▶ [TO DO] What is the number of lines in the material below that include the word "Parameter"? Write that number and nothing more.

== SOURCE DATA

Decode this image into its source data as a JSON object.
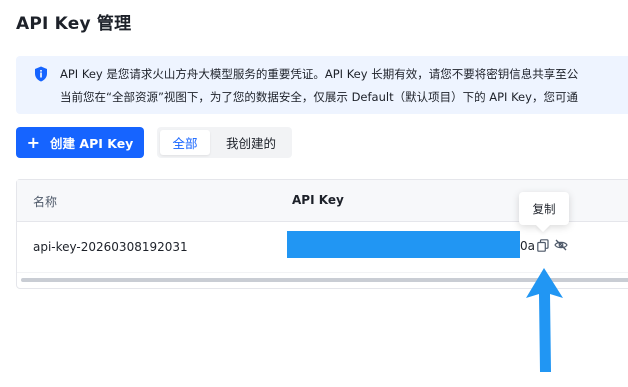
{
  "page": {
    "title": "API Key 管理"
  },
  "notice": {
    "icon": "shield-info-icon",
    "line1": "API Key 是您请求火山方舟大模型服务的重要凭证。API Key 长期有效，请您不要将密钥信息共享至公",
    "line2": "当前您在“全部资源”视图下，为了您的数据安全，仅展示 Default（默认项目）下的 API Key，您可通"
  },
  "toolbar": {
    "create_label": "创建 API Key",
    "create_icon": "plus-icon",
    "filters": [
      "全部",
      "我创建的"
    ],
    "active_filter": "全部"
  },
  "table": {
    "columns": [
      "名称",
      "API Key"
    ],
    "rows": [
      {
        "name": "api-key-20260308192031",
        "key_visible_suffix": "0a"
      }
    ]
  },
  "tooltip": {
    "text": "复制"
  },
  "colors": {
    "primary": "#1664ff",
    "notice_bg": "#eef4ff",
    "redaction": "#2196f3",
    "annotation_arrow": "#2196f3"
  }
}
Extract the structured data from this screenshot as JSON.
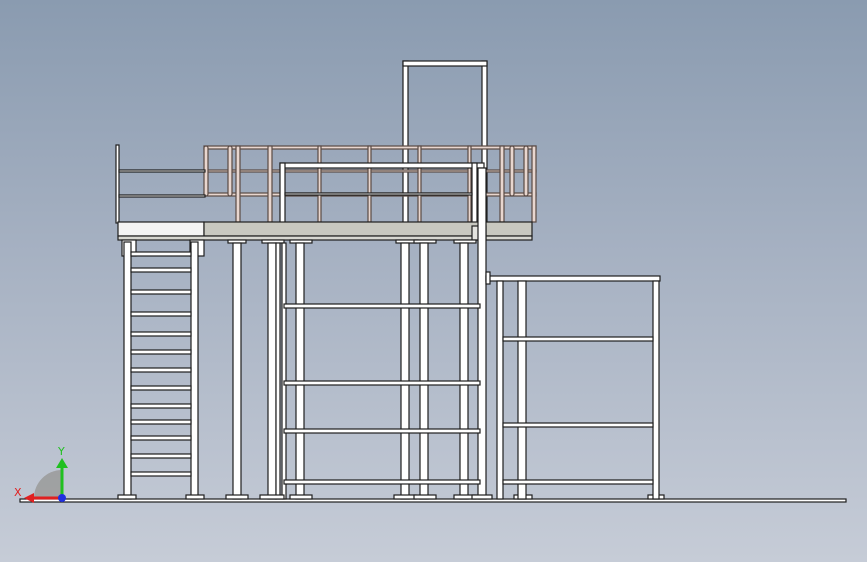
{
  "viewport": {
    "background_top": "#8a9bb0",
    "background_bottom": "#c6ccd7"
  },
  "model": {
    "line_color": "#1e1e1e",
    "pipe_fill": "#ffffff",
    "deck_fill": "#c8c8c0",
    "railing_tint": "#d9bfb3"
  },
  "triad": {
    "x_label": "X",
    "y_label": "Y",
    "x_color": "#e02020",
    "y_color": "#20c020",
    "z_color": "#2030e0"
  }
}
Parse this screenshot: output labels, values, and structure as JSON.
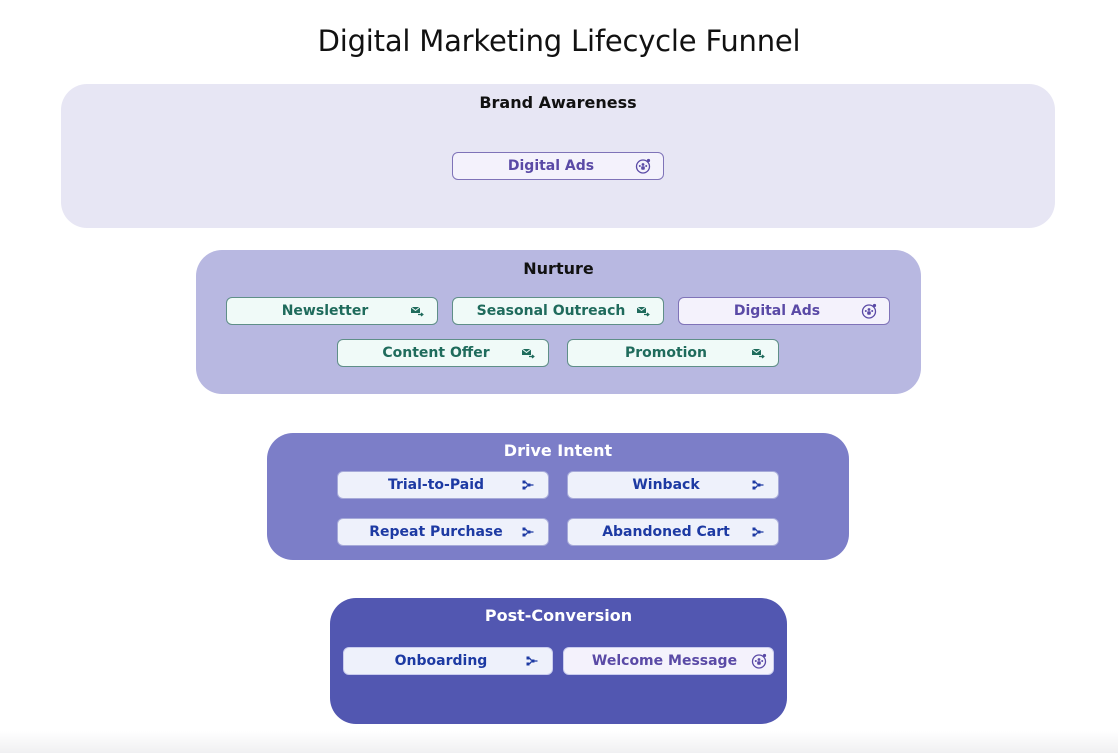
{
  "title": "Digital Marketing Lifecycle Funnel",
  "icons": {
    "ads": "audience-target-icon",
    "email": "email-send-icon",
    "flow": "workflow-icon"
  },
  "colors": {
    "awareness_bg": "#e7e6f4",
    "nurture_bg": "#b8b8e1",
    "intent_bg": "#7c7ec8",
    "post_bg": "#5257b1",
    "ads_text": "#5a4aa6",
    "email_text": "#1f6b5c",
    "flow_text": "#1d3aa3"
  },
  "stages": [
    {
      "name": "Brand Awareness",
      "items": [
        {
          "label": "Digital Ads",
          "type": "ads"
        }
      ]
    },
    {
      "name": "Nurture",
      "items": [
        {
          "label": "Newsletter",
          "type": "email"
        },
        {
          "label": "Seasonal Outreach",
          "type": "email"
        },
        {
          "label": "Digital Ads",
          "type": "ads"
        },
        {
          "label": "Content Offer",
          "type": "email"
        },
        {
          "label": "Promotion",
          "type": "email"
        }
      ]
    },
    {
      "name": "Drive Intent",
      "items": [
        {
          "label": "Trial-to-Paid",
          "type": "flow"
        },
        {
          "label": "Winback",
          "type": "flow"
        },
        {
          "label": "Repeat Purchase",
          "type": "flow"
        },
        {
          "label": "Abandoned Cart",
          "type": "flow"
        }
      ]
    },
    {
      "name": "Post-Conversion",
      "items": [
        {
          "label": "Onboarding",
          "type": "flow"
        },
        {
          "label": "Welcome Message",
          "type": "ads"
        }
      ]
    }
  ]
}
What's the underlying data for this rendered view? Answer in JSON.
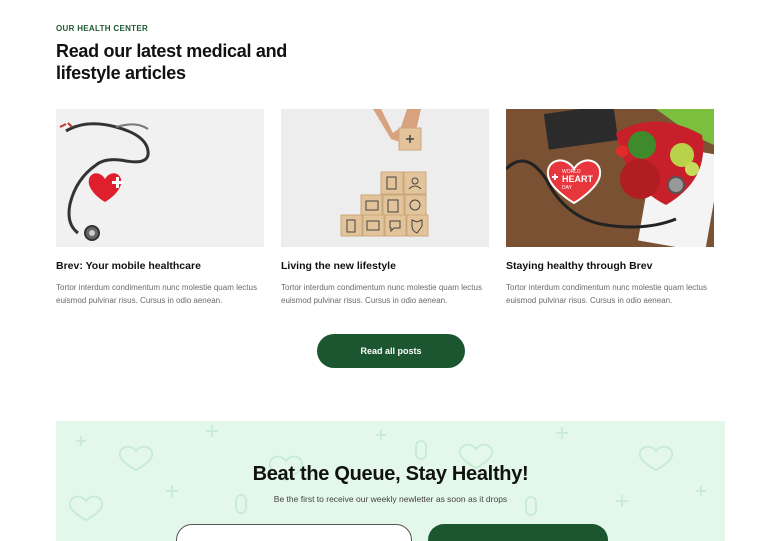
{
  "section": {
    "eyebrow": "OUR HEALTH CENTER",
    "headline": "Read our latest medical and lifestyle articles"
  },
  "articles": [
    {
      "title": "Brev: Your mobile healthcare",
      "excerpt": "Tortor interdum condimentum nunc molestie quam lectus euismod pulvinar risus. Cursus in odio aenean.",
      "image": "stethoscope-heart-image"
    },
    {
      "title": "Living the new lifestyle",
      "excerpt": "Tortor interdum condimentum nunc molestie quam lectus euismod pulvinar risus. Cursus in odio aenean.",
      "image": "health-icon-blocks-image"
    },
    {
      "title": "Staying healthy through Brev",
      "excerpt": "Tortor interdum condimentum nunc molestie quam lectus euismod pulvinar risus. Cursus in odio aenean.",
      "image": "world-heart-day-image",
      "image_text": [
        "WORLD",
        "HEART",
        "DAY"
      ]
    }
  ],
  "cta": {
    "label": "Read all posts"
  },
  "newsletter": {
    "title": "Beat the Queue, Stay Healthy!",
    "subtitle": "Be the first to receive our weekly newletter as soon as it drops"
  },
  "colors": {
    "brand_green": "#1b5631",
    "eyebrow_green": "#1e5a32",
    "newsletter_bg": "#e3f8ea"
  }
}
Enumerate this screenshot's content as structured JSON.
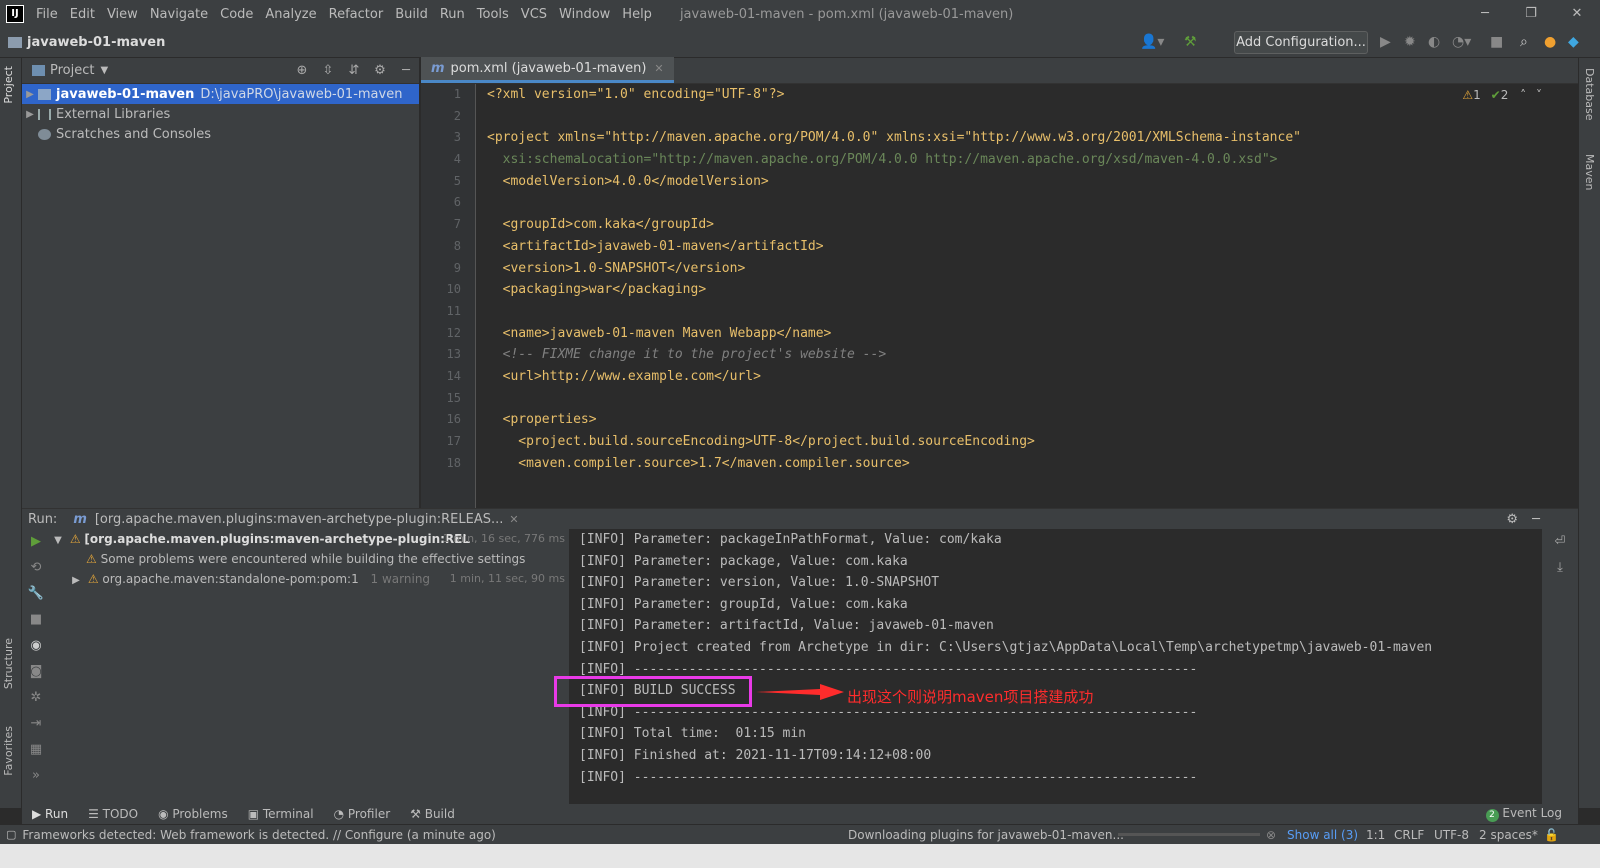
{
  "menubar": {
    "items": [
      "File",
      "Edit",
      "View",
      "Navigate",
      "Code",
      "Analyze",
      "Refactor",
      "Build",
      "Run",
      "Tools",
      "VCS",
      "Window",
      "Help"
    ],
    "window_title": "javaweb-01-maven - pom.xml (javaweb-01-maven)"
  },
  "navbar": {
    "project_name": "javaweb-01-maven",
    "add_configuration": "Add Configuration..."
  },
  "left_strip": {
    "project": "Project",
    "structure": "Structure",
    "favorites": "Favorites"
  },
  "right_strip": {
    "database": "Database",
    "maven": "Maven"
  },
  "project_panel": {
    "title": "Project",
    "tree": [
      {
        "label": "javaweb-01-maven",
        "path": "D:\\javaPRO\\javaweb-01-maven"
      },
      {
        "label": "External Libraries"
      },
      {
        "label": "Scratches and Consoles"
      }
    ]
  },
  "editor": {
    "tab_label": "pom.xml (javaweb-01-maven)",
    "inspections": {
      "warnings": "1",
      "ok": "2"
    },
    "line_numbers": [
      "1",
      "2",
      "3",
      "4",
      "5",
      "6",
      "7",
      "8",
      "9",
      "10",
      "11",
      "12",
      "13",
      "14",
      "15",
      "16",
      "17",
      "18"
    ],
    "lines": [
      "<?xml version=\"1.0\" encoding=\"UTF-8\"?>",
      "",
      "<project xmlns=\"http://maven.apache.org/POM/4.0.0\" xmlns:xsi=\"http://www.w3.org/2001/XMLSchema-instance\"",
      "  xsi:schemaLocation=\"http://maven.apache.org/POM/4.0.0 http://maven.apache.org/xsd/maven-4.0.0.xsd\">",
      "  <modelVersion>4.0.0</modelVersion>",
      "",
      "  <groupId>com.kaka</groupId>",
      "  <artifactId>javaweb-01-maven</artifactId>",
      "  <version>1.0-SNAPSHOT</version>",
      "  <packaging>war</packaging>",
      "",
      "  <name>javaweb-01-maven Maven Webapp</name>",
      "  <!-- FIXME change it to the project's website -->",
      "  <url>http://www.example.com</url>",
      "",
      "  <properties>",
      "    <project.build.sourceEncoding>UTF-8</project.build.sourceEncoding>",
      "    <maven.compiler.source>1.7</maven.compiler.source>"
    ]
  },
  "run_panel": {
    "label": "Run:",
    "tab": "[org.apache.maven.plugins:maven-archetype-plugin:RELEAS...",
    "tree": [
      {
        "label": "[org.apache.maven.plugins:maven-archetype-plugin:REL",
        "time": "1 min, 16 sec, 776 ms"
      },
      {
        "label": "Some problems were encountered while building the effective settings"
      },
      {
        "label": "org.apache.maven:standalone-pom:pom:1",
        "extra": "1 warning",
        "time": "1 min, 11 sec, 90 ms"
      }
    ],
    "console": [
      "[INFO] Parameter: packageInPathFormat, Value: com/kaka",
      "[INFO] Parameter: package, Value: com.kaka",
      "[INFO] Parameter: version, Value: 1.0-SNAPSHOT",
      "[INFO] Parameter: groupId, Value: com.kaka",
      "[INFO] Parameter: artifactId, Value: javaweb-01-maven",
      "[INFO] Project created from Archetype in dir: C:\\Users\\gtjaz\\AppData\\Local\\Temp\\archetypetmp\\javaweb-01-maven",
      "[INFO] ------------------------------------------------------------------------",
      "[INFO] BUILD SUCCESS",
      "[INFO] ------------------------------------------------------------------------",
      "[INFO] Total time:  01:15 min",
      "[INFO] Finished at: 2021-11-17T09:14:12+08:00",
      "[INFO] ------------------------------------------------------------------------"
    ],
    "annotation": "出现这个则说明maven项目搭建成功"
  },
  "bottom_tabs": {
    "run": "Run",
    "todo": "TODO",
    "problems": "Problems",
    "terminal": "Terminal",
    "profiler": "Profiler",
    "build": "Build",
    "event_log": "Event Log",
    "event_count": "2"
  },
  "status_bar": {
    "message": "Frameworks detected: Web framework is detected. // Configure (a minute ago)",
    "progress": "Downloading plugins for javaweb-01-maven...",
    "show_all": "Show all (3)",
    "position": "1:1",
    "line_sep": "CRLF",
    "encoding": "UTF-8",
    "indent": "2 spaces*"
  },
  "colors": {
    "selection": "#2f65ca",
    "highlight_box": "#e93ae8",
    "annotation": "#ff2c2c"
  }
}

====

▶ [WRITTEN ANSWER] 5